The National Museum of Civil War Medicine in Frederick, MD, tries to debunk the widespread medical myth that anesthesia did not exist during the Civil War.
Gaseous ether and chloroform were both widely available and their therapeutic impact was well known in both Union and Confederate medical services. (Both had been used since the 1840s.) Major surgery was carried out using these anesthetics if they were available. It is estimated that greater than 90% of all major surgery was carried out with anesthetics. See http://www.civilwarmed.org/articles/myth_busters/
But neither ether nor chloroform was available before the 1840s, so Revolutionary War-era medical practices did not include the use of anesthetics.
Other medical misconceptions from the pre-anesthesia era abound. Ben Swenson, a historian and re-enactor who worked at Yorktown, VA, says visitors often approached him with incorrect assumptions. Something “we heard all the time that was patently false was that they would get soldiers rip roaring drunk before amputating an arm or a leg. There are actually a couple of misconceptions here. First, despite popular belief, they did not just take a hacksaw to peoples’ limbs. It was actually quite an intricate procedure involving skin and muscle knives, muscle retractors, saws, cauterizing irons, etc. And the alcohol thing is Hollywood history. Alcohol dilates the blood vessels and they knew that. They would not have wanted their patient to bleed to death. Besides, being drunk doesn’t dull the pain, it only changes your reaction to it. So no alcohol. And no again, they didn’t give someone a bullet to bite on…when someone cuts into you, you scream, and that bullet goes down the gullet. A stick would probably have been used to keep someone from biting his tongue off.”

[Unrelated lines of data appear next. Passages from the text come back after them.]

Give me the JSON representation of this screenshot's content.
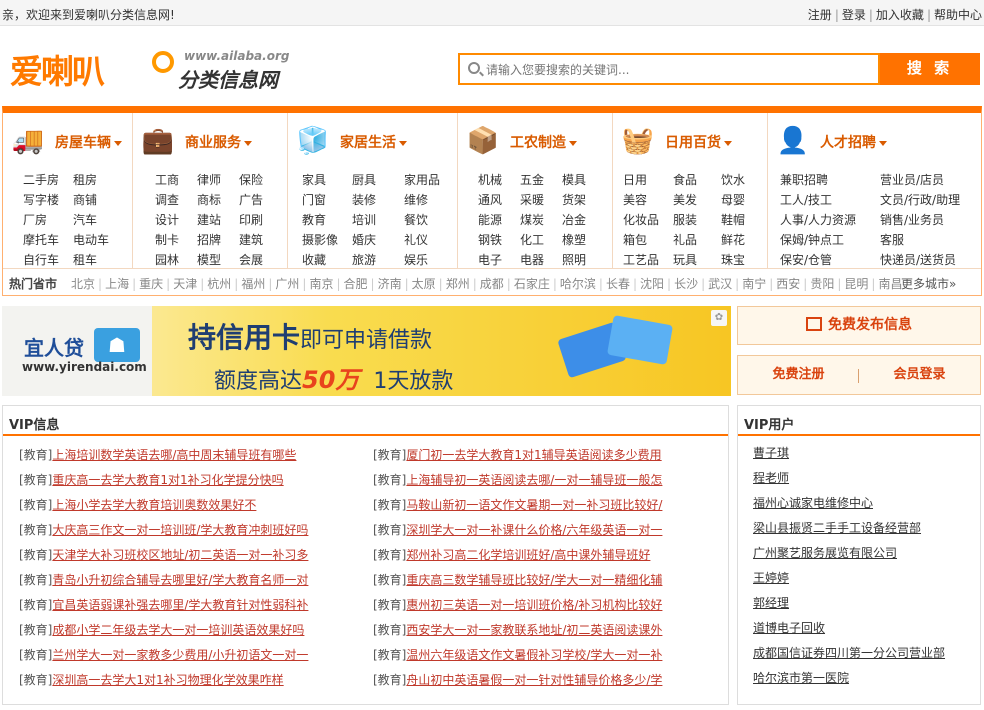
{
  "topbar": {
    "welcome": "亲，欢迎来到爱喇叭分类信息网!",
    "links": [
      "注册",
      "登录",
      "加入收藏",
      "帮助中心"
    ]
  },
  "logo": {
    "name": "爱喇叭",
    "url": "www.ailaba.org",
    "subtitle": "分类信息网"
  },
  "search": {
    "placeholder": "请输入您要搜索的关键词...",
    "button": "搜 索"
  },
  "categories": [
    {
      "title": "房屋车辆",
      "icon": "truck-icon",
      "items": [
        [
          "二手房",
          "租房"
        ],
        [
          "写字楼",
          "商铺"
        ],
        [
          "厂房",
          "汽车"
        ],
        [
          "摩托车",
          "电动车"
        ],
        [
          "自行车",
          "租车"
        ]
      ]
    },
    {
      "title": "商业服务",
      "icon": "briefcase-icon",
      "items": [
        [
          "工商",
          "律师",
          "保险"
        ],
        [
          "调查",
          "商标",
          "广告"
        ],
        [
          "设计",
          "建站",
          "印刷"
        ],
        [
          "制卡",
          "招牌",
          "建筑"
        ],
        [
          "园林",
          "模型",
          "会展"
        ]
      ]
    },
    {
      "title": "家居生活",
      "icon": "cube-icon",
      "items": [
        [
          "家具",
          "厨具",
          "家用品"
        ],
        [
          "门窗",
          "装修",
          "维修"
        ],
        [
          "教育",
          "培训",
          "餐饮"
        ],
        [
          "摄影像",
          "婚庆",
          "礼仪"
        ],
        [
          "收藏",
          "旅游",
          "娱乐"
        ]
      ]
    },
    {
      "title": "工农制造",
      "icon": "box-icon",
      "items": [
        [
          "机械",
          "五金",
          "模具"
        ],
        [
          "通风",
          "采暖",
          "货架"
        ],
        [
          "能源",
          "煤炭",
          "冶金"
        ],
        [
          "钢铁",
          "化工",
          "橡塑"
        ],
        [
          "电子",
          "电器",
          "照明"
        ]
      ]
    },
    {
      "title": "日用百货",
      "icon": "basket-icon",
      "items": [
        [
          "日用",
          "食品",
          "饮水"
        ],
        [
          "美容",
          "美发",
          "母婴"
        ],
        [
          "化妆品",
          "服装",
          "鞋帽"
        ],
        [
          "箱包",
          "礼品",
          "鲜花"
        ],
        [
          "工艺品",
          "玩具",
          "珠宝"
        ]
      ]
    },
    {
      "title": "人才招聘",
      "icon": "person-icon",
      "items": [
        [
          "兼职招聘",
          "营业员/店员"
        ],
        [
          "工人/技工",
          "文员/行政/助理"
        ],
        [
          "人事/人力资源",
          "销售/业务员"
        ],
        [
          "保姆/钟点工",
          "客服"
        ],
        [
          "保安/仓管",
          "快递员/送货员"
        ]
      ]
    }
  ],
  "hotcities": {
    "label": "热门省市",
    "cities": [
      "北京",
      "上海",
      "重庆",
      "天津",
      "杭州",
      "福州",
      "广州",
      "南京",
      "合肥",
      "济南",
      "太原",
      "郑州",
      "成都",
      "石家庄",
      "哈尔滨",
      "长春",
      "沈阳",
      "长沙",
      "武汉",
      "南宁",
      "西安",
      "贵阳",
      "昆明",
      "南昌"
    ],
    "more": "更多城市»"
  },
  "banner": {
    "brand_name": "宜人贷",
    "brand_url": "www.yirendai.com",
    "headline": "持信用卡",
    "headline_small": "即可申请借款",
    "line2_a": "额度高达",
    "line2_amount": "50万",
    "line2_days": "1天放款"
  },
  "actions": {
    "publish": "免费发布信息",
    "register": "免费注册",
    "login": "会员登录"
  },
  "vipinfo": {
    "title": "VIP信息",
    "left": [
      {
        "tag": "[教育]",
        "text": "上海培训数学英语去哪/高中周末辅导班有哪些"
      },
      {
        "tag": "[教育]",
        "text": "重庆高一去学大教育1对1补习化学提分快吗"
      },
      {
        "tag": "[教育]",
        "text": "上海小学去学大教育培训奥数效果好不"
      },
      {
        "tag": "[教育]",
        "text": "大庆高三作文一对一培训班/学大教育冲刺班好吗"
      },
      {
        "tag": "[教育]",
        "text": "天津学大补习班校区地址/初二英语一对一补习多"
      },
      {
        "tag": "[教育]",
        "text": "青岛小升初综合辅导去哪里好/学大教育名师一对"
      },
      {
        "tag": "[教育]",
        "text": "宜昌英语弱课补强去哪里/学大教育针对性弱科补"
      },
      {
        "tag": "[教育]",
        "text": "成都小学二年级去学大一对一培训英语效果好吗"
      },
      {
        "tag": "[教育]",
        "text": "兰州学大一对一家教多少费用/小升初语文一对一"
      },
      {
        "tag": "[教育]",
        "text": "深圳高一去学大1对1补习物理化学效果咋样"
      }
    ],
    "right": [
      {
        "tag": "[教育]",
        "text": "厦门初一去学大教育1对1辅导英语阅读多少费用"
      },
      {
        "tag": "[教育]",
        "text": "上海辅导初一英语阅读去哪/一对一辅导班一般怎"
      },
      {
        "tag": "[教育]",
        "text": "马鞍山新初一语文作文暑期一对一补习班比较好/"
      },
      {
        "tag": "[教育]",
        "text": "深圳学大一对一补课什么价格/六年级英语一对一"
      },
      {
        "tag": "[教育]",
        "text": "郑州补习高二化学培训班好/高中课外辅导班好"
      },
      {
        "tag": "[教育]",
        "text": "重庆高三数学辅导班比较好/学大一对一精细化辅"
      },
      {
        "tag": "[教育]",
        "text": "惠州初三英语一对一培训班价格/补习机构比较好"
      },
      {
        "tag": "[教育]",
        "text": "西安学大一对一家教联系地址/初二英语阅读课外"
      },
      {
        "tag": "[教育]",
        "text": "温州六年级语文作文暑假补习学校/学大一对一补"
      },
      {
        "tag": "[教育]",
        "text": "舟山初中英语暑假一对一针对性辅导价格多少/学"
      }
    ]
  },
  "vipusers": {
    "title": "VIP用户",
    "users": [
      "曹子琪",
      "程老师",
      "福州心诚家电维修中心",
      "梁山县振贤二手手工设备经营部",
      "广州聚艺服务展览有限公司",
      "王婷婷",
      "郭经理",
      "道博电子回收",
      "成都国信证券四川第一分公司营业部",
      "哈尔滨市第一医院"
    ]
  },
  "colors": {
    "accent": "#ff7200",
    "link": "#c0392b",
    "title": "#d95b00"
  }
}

So the absence of anesthesia is a myth if it’s said to pertain to the Civil War, but true during the Revolutionary War.